What is the EAGALA Model?

 

The EAGALA Model provides a standard and structure for providing Equine Assisted Psychotherapy and Equine Assisted Learning sessions.  Practicing within a model establishes a foundation of key values and beliefs, and provides a basis of good practice and professionalism.  The EAGALA Model provides a framework of practice, but within that framework, there are infinite opportunities for creativity and adaptability to various therapeutic and facilitating styles.       

The EAGALA Model

  • The Team Approach – An Equine Specialist, a Mental Health professional, and horses work together with clients in all EAGALA sessions.

  • Focus on the ground – No horseback riding is involved.
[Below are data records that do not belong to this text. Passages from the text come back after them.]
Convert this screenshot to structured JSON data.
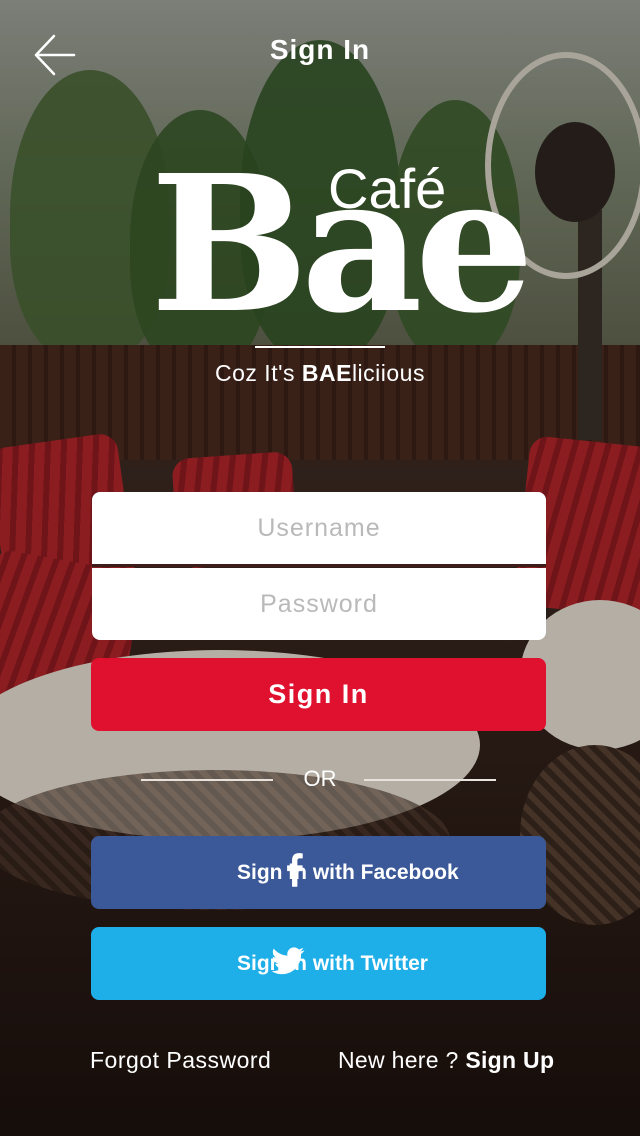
{
  "header": {
    "title": "Sign In"
  },
  "logo": {
    "brand": "Bae",
    "cafe": "Café"
  },
  "tagline": {
    "prefix": "Coz It's ",
    "bold": "BAE",
    "suffix": "liciious"
  },
  "form": {
    "username_placeholder": "Username",
    "password_placeholder": "Password",
    "signin_label": "Sign In",
    "or_label": "OR"
  },
  "social": {
    "facebook_label": "Sign in with Facebook",
    "twitter_label": "Sign in with Twitter"
  },
  "footer": {
    "forgot_label": "Forgot Password",
    "new_here_label": "New here ? ",
    "signup_label": "Sign Up"
  },
  "colors": {
    "signin_button": "#e0102f",
    "facebook_button": "#3b5998",
    "twitter_button": "#1eaee8"
  },
  "icons": {
    "back": "arrow-left-icon",
    "facebook": "facebook-icon",
    "twitter": "twitter-icon"
  }
}
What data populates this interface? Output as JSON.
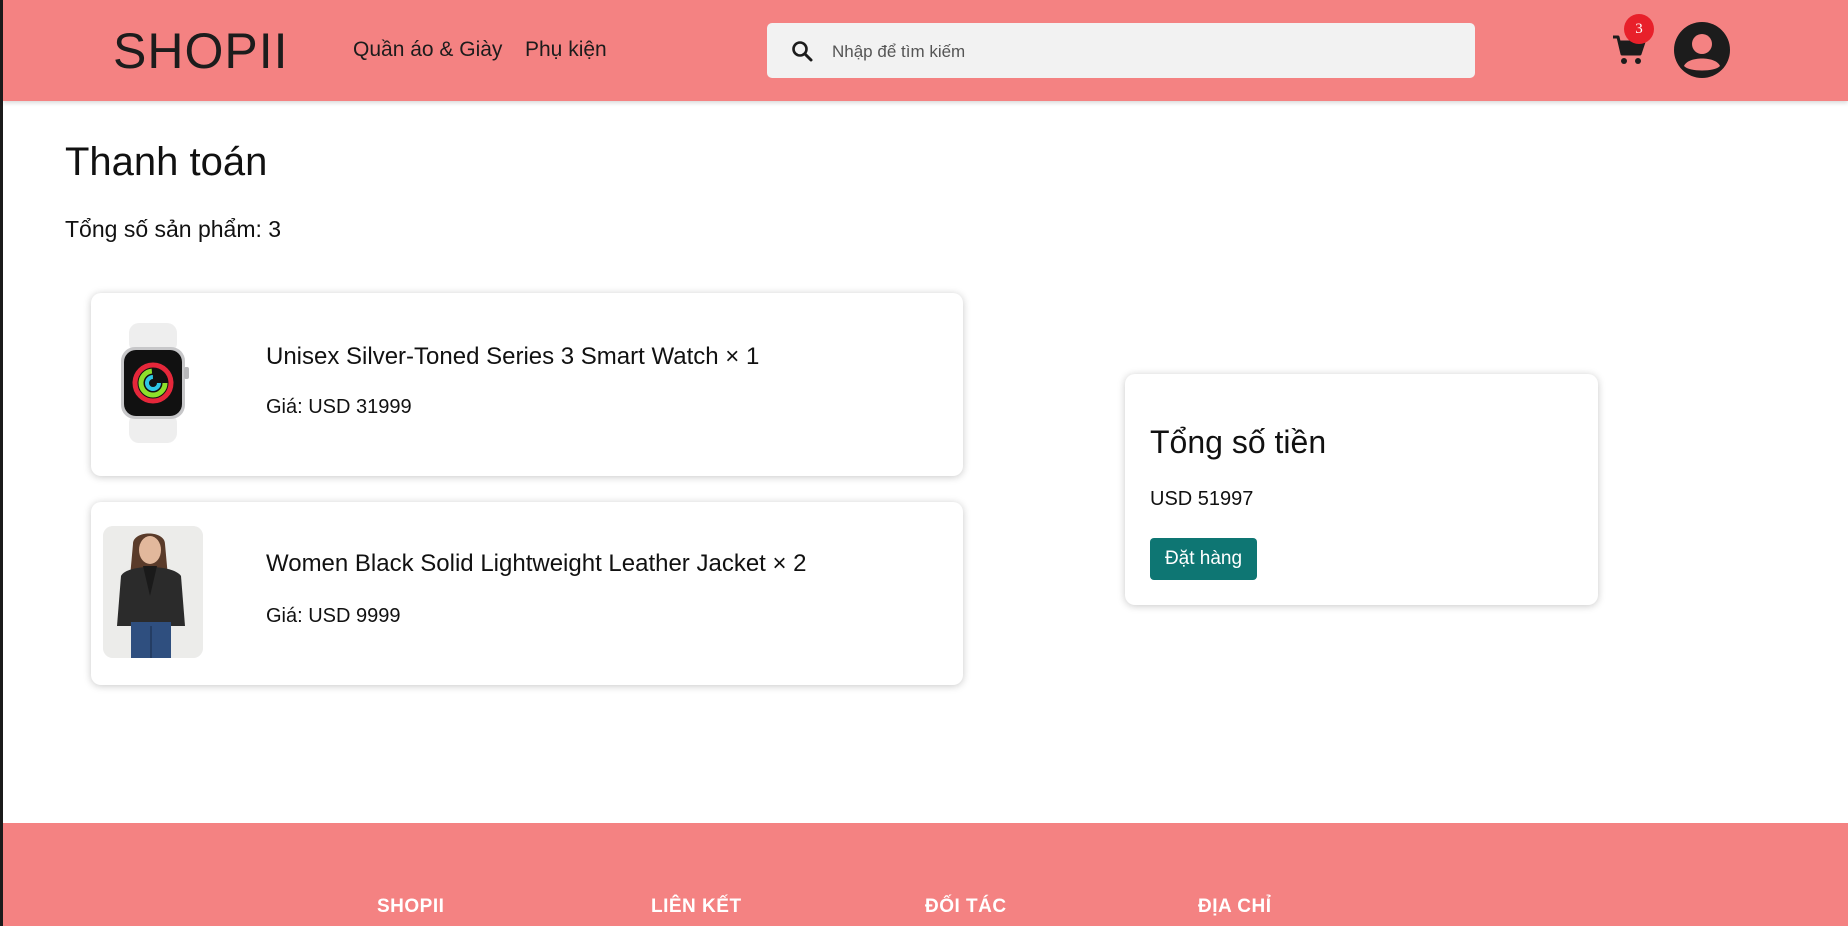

Instead, effective and deliberate techniques are utilized where the horses are metaphors in specific ground-based experiences.

  • Solution-Oriented – The basis of the EAGALA Model is a belief that all clients have the best solutions for themselves when given the opportunity to discover them.  Rather than instructing or directing solutions, we allow our clients to experiment, problem-solve, take risks, employ creativity, and find their own solutions that work best for them.

  • Code of Ethics - EAGALA has high standards of practice and ethics and an ethics committee and protocol for upholding these standards, ensuring best practices and the highest level of care.

Wayne Brokaw and Zachary Brokaw-Zorrozua., (LICSW) are both EGALA certified having completed initial and ongoing EGALA training that is based on the diagnostics of an individual specific experiential activities with a horse taking place. During such sessions the EGALA professional and the Mental Heath professional work together with a client.

 

 

 

 

 

Rita Zorrozua, L.I.C.S.W.

 

Next time you''re asked "What do you do with llamas?", be sure and mention llamas as therapy animals.  ILR member, Rita Zorrozua is a Licensed Independent Clinical Social Worker and also a Registered Play Therapist Supervisor. She and her husband, Wayne Brokaw have spent most of their adult lives helping disadvantaged youth, both professionally and personally. In 2007, Rita began having her clients come to their ranch to work with the llamas. To further their expertise, Rita and Wayne attended a four-day intense workshop in New York given by Dr. Rise Van Fleet working with dogs and horses in therapy.

 

 

 

 

 

 

 

 

 

Fast forward to this year and the Spokane Interstate Fair.  Rita (as she has done for several years) entered over 20 llamas (and one alpaca) and brought nine youth, three volunteers and seven parents to the fair. The youth helped with all the chores and participated in all classes, even the halter classes.  Stealing the show was Kayla (age 9), a young lady who lost her legs to cancer.  Wayne had  purchased an alpaca trained by Steve Rolfing for the therapy program and this was Kaylas animal. According to Rita, the experience has given Kayla a tremendous amount of confidence (as it has all the youth), and has helped her set goals she otherwise would not have.